### EXERCISE BRIEF
Take the listing and print it in full, exactly as given.

☆ ☆ ☆ ☆ ☆

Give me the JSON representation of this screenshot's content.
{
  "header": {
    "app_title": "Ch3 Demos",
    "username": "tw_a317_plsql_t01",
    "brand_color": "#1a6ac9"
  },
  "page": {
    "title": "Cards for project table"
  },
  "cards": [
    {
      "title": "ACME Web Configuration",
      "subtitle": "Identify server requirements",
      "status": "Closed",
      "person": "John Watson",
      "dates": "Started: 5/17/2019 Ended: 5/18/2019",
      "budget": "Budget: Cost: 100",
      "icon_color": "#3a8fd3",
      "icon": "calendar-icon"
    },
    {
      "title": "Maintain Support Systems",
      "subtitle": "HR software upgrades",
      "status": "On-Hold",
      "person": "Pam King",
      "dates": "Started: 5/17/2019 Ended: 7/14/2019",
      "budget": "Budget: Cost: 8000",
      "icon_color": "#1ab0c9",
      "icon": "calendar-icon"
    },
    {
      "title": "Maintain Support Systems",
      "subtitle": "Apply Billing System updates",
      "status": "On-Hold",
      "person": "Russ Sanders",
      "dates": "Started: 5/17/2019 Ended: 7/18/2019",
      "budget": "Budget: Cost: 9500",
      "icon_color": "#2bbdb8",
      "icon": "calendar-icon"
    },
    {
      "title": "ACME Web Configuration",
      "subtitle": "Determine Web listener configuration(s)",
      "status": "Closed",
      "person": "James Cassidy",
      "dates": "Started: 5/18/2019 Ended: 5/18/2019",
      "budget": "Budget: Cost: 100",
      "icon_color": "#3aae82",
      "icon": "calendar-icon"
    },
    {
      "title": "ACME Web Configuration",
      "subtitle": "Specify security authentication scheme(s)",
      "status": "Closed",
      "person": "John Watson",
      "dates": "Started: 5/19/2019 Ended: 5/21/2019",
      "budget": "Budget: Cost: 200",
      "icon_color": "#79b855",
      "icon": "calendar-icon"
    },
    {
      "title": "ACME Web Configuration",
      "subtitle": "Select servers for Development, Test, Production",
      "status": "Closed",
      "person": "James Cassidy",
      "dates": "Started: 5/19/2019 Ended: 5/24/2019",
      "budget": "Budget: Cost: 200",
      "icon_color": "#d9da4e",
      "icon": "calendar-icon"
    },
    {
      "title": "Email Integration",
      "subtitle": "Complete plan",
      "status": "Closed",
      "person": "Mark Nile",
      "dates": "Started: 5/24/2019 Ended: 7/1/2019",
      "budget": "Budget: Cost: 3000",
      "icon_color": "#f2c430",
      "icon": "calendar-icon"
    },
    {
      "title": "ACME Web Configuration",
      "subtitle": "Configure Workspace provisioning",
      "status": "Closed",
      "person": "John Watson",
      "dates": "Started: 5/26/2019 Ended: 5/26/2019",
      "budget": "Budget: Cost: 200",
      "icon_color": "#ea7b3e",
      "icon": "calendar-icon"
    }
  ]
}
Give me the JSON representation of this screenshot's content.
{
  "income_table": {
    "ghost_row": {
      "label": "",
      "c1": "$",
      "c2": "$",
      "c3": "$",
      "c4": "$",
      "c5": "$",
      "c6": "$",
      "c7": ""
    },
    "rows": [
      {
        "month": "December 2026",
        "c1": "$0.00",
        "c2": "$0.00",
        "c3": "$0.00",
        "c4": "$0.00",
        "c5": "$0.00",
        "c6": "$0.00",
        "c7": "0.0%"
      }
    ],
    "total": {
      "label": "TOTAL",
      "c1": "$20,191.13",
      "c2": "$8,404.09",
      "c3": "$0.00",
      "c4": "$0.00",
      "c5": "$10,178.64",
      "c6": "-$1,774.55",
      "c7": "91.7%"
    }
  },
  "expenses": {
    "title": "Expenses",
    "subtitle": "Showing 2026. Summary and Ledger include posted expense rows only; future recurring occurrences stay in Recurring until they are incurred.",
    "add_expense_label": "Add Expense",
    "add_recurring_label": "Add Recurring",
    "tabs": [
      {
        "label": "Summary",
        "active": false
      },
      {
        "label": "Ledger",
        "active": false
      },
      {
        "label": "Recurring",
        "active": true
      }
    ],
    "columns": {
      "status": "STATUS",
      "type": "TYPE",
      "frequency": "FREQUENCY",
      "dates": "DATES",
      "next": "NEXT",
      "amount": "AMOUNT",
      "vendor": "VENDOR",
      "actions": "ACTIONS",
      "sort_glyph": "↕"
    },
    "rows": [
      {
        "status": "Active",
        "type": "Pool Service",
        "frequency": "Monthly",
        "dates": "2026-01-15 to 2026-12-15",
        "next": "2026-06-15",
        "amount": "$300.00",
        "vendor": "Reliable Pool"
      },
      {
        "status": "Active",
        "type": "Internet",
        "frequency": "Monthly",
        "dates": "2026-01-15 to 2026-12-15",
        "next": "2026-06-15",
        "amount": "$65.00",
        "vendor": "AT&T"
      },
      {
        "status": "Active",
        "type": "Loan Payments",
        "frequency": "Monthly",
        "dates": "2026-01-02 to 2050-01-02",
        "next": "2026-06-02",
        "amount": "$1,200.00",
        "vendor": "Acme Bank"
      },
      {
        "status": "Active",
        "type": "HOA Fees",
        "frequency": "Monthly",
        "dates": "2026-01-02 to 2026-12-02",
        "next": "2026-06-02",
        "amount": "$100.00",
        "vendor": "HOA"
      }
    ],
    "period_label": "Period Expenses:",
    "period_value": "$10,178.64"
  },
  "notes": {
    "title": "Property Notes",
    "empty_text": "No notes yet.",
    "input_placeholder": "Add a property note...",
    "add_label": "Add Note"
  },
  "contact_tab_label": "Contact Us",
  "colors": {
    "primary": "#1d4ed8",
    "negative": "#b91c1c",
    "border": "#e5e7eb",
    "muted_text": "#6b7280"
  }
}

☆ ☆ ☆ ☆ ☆

### ANSWER BOX
Give me the JSON representation of this screenshot's content.
{
  "header": {
    "app_title": "Ch3 Demos",
    "username": "tw_a317_plsql_t01",
    "brand_color": "#1a6ac9"
  },
  "page": {
    "title": "Cards for project table"
  },
  "cards": [
    {
      "title": "ACME Web Configuration",
      "subtitle": "Identify server requirements",
      "status": "Closed",
      "person": "John Watson",
      "dates": "Started: 5/17/2019 Ended: 5/18/2019",
      "budget": "Budget: Cost: 100",
      "icon_color": "#3a8fd3",
      "icon": "calendar-icon"
    },
    {
      "title": "Maintain Support Systems",
      "subtitle": "HR software upgrades",
      "status": "On-Hold",
      "person": "Pam King",
      "dates": "Started: 5/17/2019 Ended: 7/14/2019",
      "budget": "Budget: Cost: 8000",
      "icon_color": "#1ab0c9",
      "icon": "calendar-icon"
    },
    {
      "title": "Maintain Support Systems",
      "subtitle": "Apply Billing System updates",
      "status": "On-Hold",
      "person": "Russ Sanders",
      "dates": "Started: 5/17/2019 Ended: 7/18/2019",
      "budget": "Budget: Cost: 9500",
      "icon_color": "#2bbdb8",
      "icon": "calendar-icon"
    },
    {
      "title": "ACME Web Configuration",
      "subtitle": "Determine Web listener configuration(s)",
      "status": "Closed",
      "person": "James Cassidy",
      "dates": "Started: 5/18/2019 Ended: 5/18/2019",
      "budget": "Budget: Cost: 100",
      "icon_color": "#3aae82",
      "icon": "calendar-icon"
    },
    {
      "title": "ACME Web Configuration",
      "subtitle": "Specify security authentication scheme(s)",
      "status": "Closed",
      "person": "John Watson",
      "dates": "Started: 5/19/2019 Ended: 5/21/2019",
      "budget": "Budget: Cost: 200",
      "icon_color": "#79b855",
      "icon": "calendar-icon"
    },
    {
      "title": "ACME Web Configuration",
      "subtitle": "Select servers for Development, Test, Production",
      "status": "Closed",
      "person": "James Cassidy",
      "dates": "Started: 5/19/2019 Ended: 5/24/2019",
      "budget": "Budget: Cost: 200",
      "icon_color": "#d9da4e",
      "icon": "calendar-icon"
    },
    {
      "title": "Email Integration",
      "subtitle": "Complete plan",
      "status": "Closed",
      "person": "Mark Nile",
      "dates": "Started: 5/24/2019 Ended: 7/1/2019",
      "budget": "Budget: Cost: 3000",
      "icon_color": "#f2c430",
      "icon": "calendar-icon"
    },
    {
      "title": "ACME Web Configuration",
      "subtitle": "Configure Workspace provisioning",
      "status": "Closed",
      "person": "John Watson",
      "dates": "Started: 5/26/2019 Ended: 5/26/2019",
      "budget": "Budget: Cost: 200",
      "icon_color": "#ea7b3e",
      "icon": "calendar-icon"
    }
  ]
}
Give me the JSON representation of this screenshot's content.
{
  "income_table": {
    "ghost_row": {
      "label": "",
      "c1": "$",
      "c2": "$",
      "c3": "$",
      "c4": "$",
      "c5": "$",
      "c6": "$",
      "c7": ""
    },
    "rows": [
      {
        "month": "December 2026",
        "c1": "$0.00",
        "c2": "$0.00",
        "c3": "$0.00",
        "c4": "$0.00",
        "c5": "$0.00",
        "c6": "$0.00",
        "c7": "0.0%"
      }
    ],
    "total": {
      "label": "TOTAL",
      "c1": "$20,191.13",
      "c2": "$8,404.09",
      "c3": "$0.00",
      "c4": "$0.00",
      "c5": "$10,178.64",
      "c6": "-$1,774.55",
      "c7": "91.7%"
    }
  },
  "expenses": {
    "title": "Expenses",
    "subtitle": "Showing 2026. Summary and Ledger include posted expense rows only; future recurring occurrences stay in Recurring until they are incurred.",
    "add_expense_label": "Add Expense",
    "add_recurring_label": "Add Recurring",
    "tabs": [
      {
        "label": "Summary",
        "active": false
      },
      {
        "label": "Ledger",
        "active": false
      },
      {
        "label": "Recurring",
        "active": true
      }
    ],
    "columns": {
      "status": "STATUS",
      "type": "TYPE",
      "frequency": "FREQUENCY",
      "dates": "DATES",
      "next": "NEXT",
      "amount": "AMOUNT",
      "vendor": "VENDOR",
      "actions": "ACTIONS",
      "sort_glyph": "↕"
    },
    "rows": [
      {
        "status": "Active",
        "type": "Pool Service",
        "frequency": "Monthly",
        "dates": "2026-01-15 to 2026-12-15",
        "next": "2026-06-15",
        "amount": "$300.00",
        "vendor": "Reliable Pool"
      },
      {
        "status": "Active",
        "type": "Internet",
        "frequency": "Monthly",
        "dates": "2026-01-15 to 2026-12-15",
        "next": "2026-06-15",
        "amount": "$65.00",
        "vendor": "AT&T"
      },
      {
        "status": "Active",
        "type": "Loan Payments",
        "frequency": "Monthly",
        "dates": "2026-01-02 to 2050-01-02",
        "next": "2026-06-02",
        "amount": "$1,200.00",
        "vendor": "Acme Bank"
      },
      {
        "status": "Active",
        "type": "HOA Fees",
        "frequency": "Monthly",
        "dates": "2026-01-02 to 2026-12-02",
        "next": "2026-06-02",
        "amount": "$100.00",
        "vendor": "HOA"
      }
    ],
    "period_label": "Period Expenses:",
    "period_value": "$10,178.64"
  },
  "notes": {
    "title": "Property Notes",
    "empty_text": "No notes yet.",
    "input_placeholder": "Add a property note...",
    "add_label": "Add Note"
  },
  "contact_tab_label": "Contact Us",
  "colors": {
    "primary": "#1d4ed8",
    "negative": "#b91c1c",
    "border": "#e5e7eb",
    "muted_text": "#6b7280"
  }
}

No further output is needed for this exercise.